Potentially inappropriate primary care prescribing in people with chronic kidney disease: a cross-sectional analysis of a large population cohort.
Many drugs should be avoided or require dose-adjustment in chronic kidney disease (CKD). Previous estimates of potentially inappropriate prescribing rates have been based on data on a limited number of drugs, and mainly in secondary care settings.To determine the prevalence of contraindicated and potentially inappropriate primary care prescribing in a complete population of people with known CKD.Cross-sectional study of prescribing patterns in a complete geographical population of people with CKD, defined using laboratory data.Drugs were organised by British National Formulary advice – contraindicated drugs: ‘avoid’; potentially high-risk (PHR) drugs: ‘avoid if possible’; and dose-inappropriate (DI) drugs: ‘dose exceeded recommended maximums’. CKD was defined as estimated glomerular filtration rate (eGFR) ≤60 ml/min/1.73 m2 for >3 months.In total, 28 489 people with CKD were included in the analysis, of whom 70.1% had CKD stage 3a, 22.4% CKD stage 3b, 5.9% CKD stage 4, and 1.5% CKD stage 5. A total of 3.9% (95% confidence interval [CI] = 3.7 to 4.1) of people with CKD stages 3a-5 were prescribed ≥1 contraindicated drug, 24.3% (95% CI = 23.8 to 24.8) ≥1 PHR drug, and 15.2% (95% CI = 14.8 to 15.6) ≥1 DI drug. Contraindicated drugs differed in prevalence by CKD stage and were most commonly prescribed in CKD stage 4, with a prevalence of 36.0% (95% CI = 33.7 to 38.2). PHR drugs were commonly prescribed in all CKD stages, ranging from 19.4% (95% CI = 17.6 to 21.3) in CKD stage 4 to 25.1% (95% CI = 24.5 to 25.7) in CKD stage 3a. DI drugs were most commonly prescribed in CKD stage 4 (26.4%, 95% CI = 24.3 to 28.6).Potentially inappropriate prescribing is common at all stages of CKD. Development and evaluation of interventions to improve prescribing safety in this high-risk population are needed.

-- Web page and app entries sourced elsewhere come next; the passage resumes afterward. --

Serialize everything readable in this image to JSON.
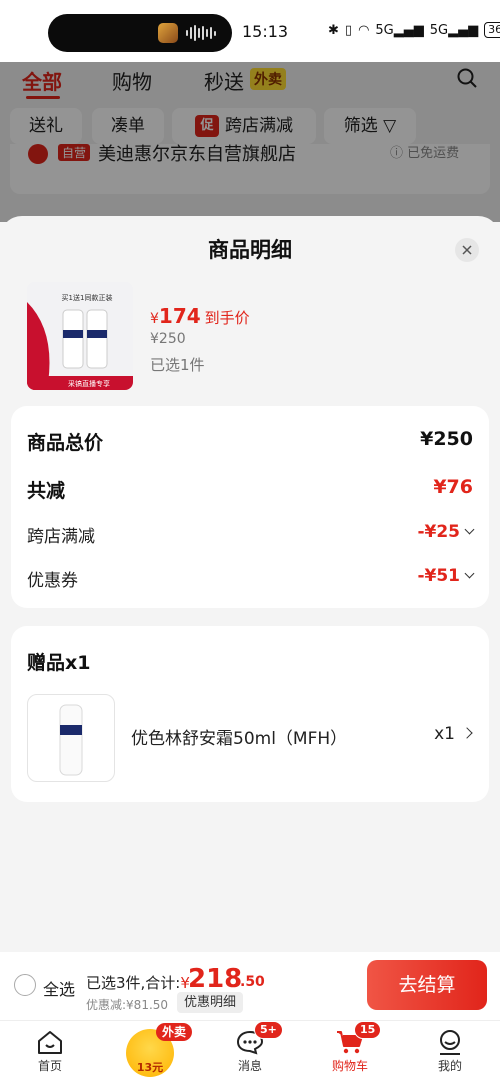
{
  "status_bar": {
    "time": "15:13",
    "network": "5G",
    "battery": "36"
  },
  "background": {
    "tabs": [
      {
        "label": "全部"
      },
      {
        "label": "购物"
      },
      {
        "label": "秒送"
      }
    ],
    "waimai_tag": "外卖",
    "chips": [
      {
        "label": "送礼"
      },
      {
        "label": "凑单"
      },
      {
        "label": "跨店满减",
        "tag": "促"
      },
      {
        "label": "筛选"
      }
    ],
    "shop": {
      "tag": "自营",
      "name": "美迪惠尔京东自营旗舰店",
      "shipping": "已免运费"
    }
  },
  "sheet": {
    "title": "商品明细",
    "product": {
      "price_yen": "¥",
      "price": "174",
      "price_label": "到手价",
      "original_price": "¥250",
      "selected_count": "已选1件",
      "img_banner": "采镐直播专享",
      "img_text": "买1送1同款正装"
    },
    "summary": {
      "total_label": "商品总价",
      "total_value": "¥250",
      "reduce_label": "共减",
      "reduce_value": "¥76",
      "items": [
        {
          "label": "跨店满减",
          "value": "-¥25"
        },
        {
          "label": "优惠券",
          "value": "-¥51"
        }
      ]
    },
    "gift": {
      "title": "赠品x1",
      "name": "优色林舒安霜50ml（MFH）",
      "qty": "x1"
    }
  },
  "checkout": {
    "select_all": "全选",
    "summary_prefix": "已选3件,合计:",
    "yen": "¥",
    "total_int": "218",
    "total_dec": ".50",
    "discount": "优惠减:¥81.50",
    "detail_button": "优惠明细",
    "pay_button": "去结算"
  },
  "nav": {
    "items": [
      {
        "label": "首页"
      },
      {
        "label": "消息",
        "badge": "5+"
      },
      {
        "label": "购物车",
        "badge": "15"
      },
      {
        "label": "我的"
      }
    ],
    "coupon_value": "13元",
    "coupon_tag": "外卖"
  },
  "colors": {
    "accent": "#e1251b",
    "pay_gradient": "#f05545"
  }
}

View the full article @ The British journal of general practice : the journal of the Royal College of General Practitioners

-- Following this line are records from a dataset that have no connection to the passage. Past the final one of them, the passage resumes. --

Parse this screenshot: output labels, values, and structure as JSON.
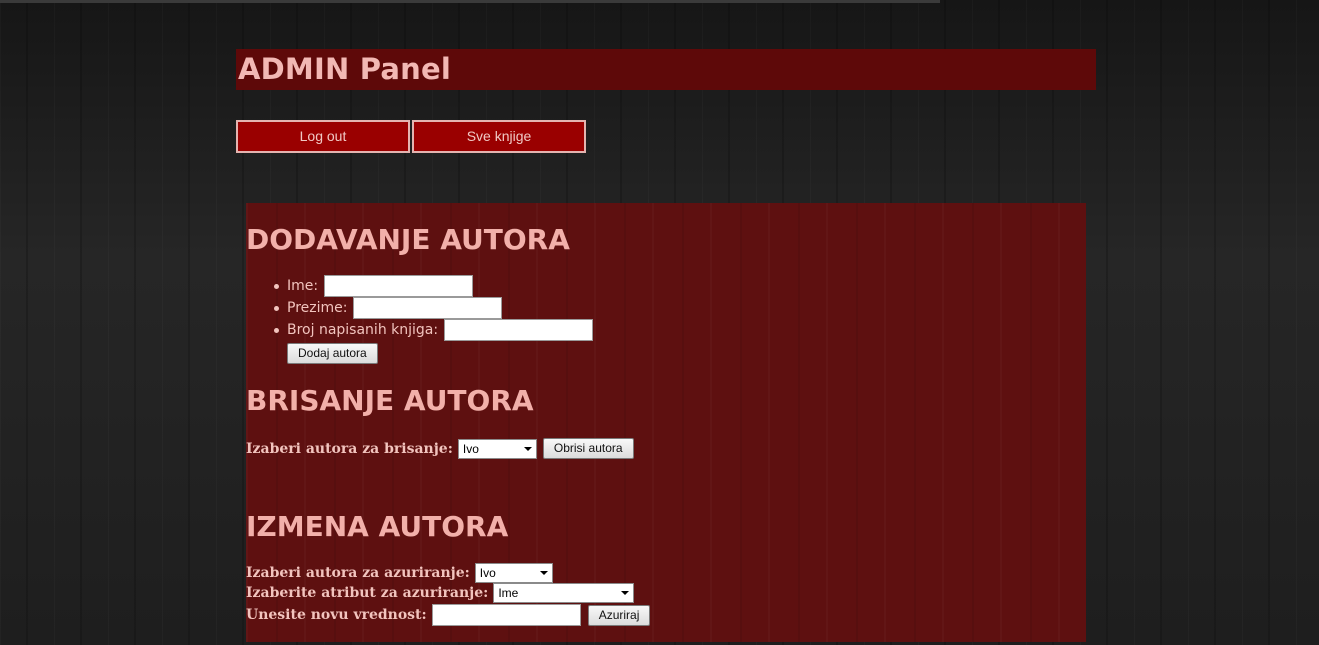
{
  "header": {
    "title": "ADMIN Panel"
  },
  "nav": {
    "logout_label": "Log out",
    "all_books_label": "Sve knjige"
  },
  "add_author": {
    "title": "DODAVANJE AUTORA",
    "first_name_label": "Ime:",
    "last_name_label": "Prezime:",
    "books_count_label": "Broj napisanih knjiga:",
    "first_name_value": "",
    "last_name_value": "",
    "books_count_value": "",
    "submit_label": "Dodaj autora"
  },
  "delete_author": {
    "title": "BRISANJE AUTORA",
    "select_label": "Izaberi autora za brisanje:",
    "selected_author": "Ivo",
    "submit_label": "Obrisi autora"
  },
  "update_author": {
    "title": "IZMENA AUTORA",
    "select_author_label": "Izaberi autora za azuriranje:",
    "selected_author": "Ivo",
    "select_attribute_label": "Izaberite atribut za azuriranje:",
    "selected_attribute": "Ime",
    "new_value_label": "Unesite novu vrednost:",
    "new_value": "",
    "submit_label": "Azuriraj"
  },
  "colors": {
    "header_bg": "#5e0909",
    "title_text": "#f2b8b4",
    "nav_bg": "#9a0000",
    "panel_bg": "#5e1010"
  }
}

Authors: Clare MacRae, Stewart Mercer, Bruce Guthrie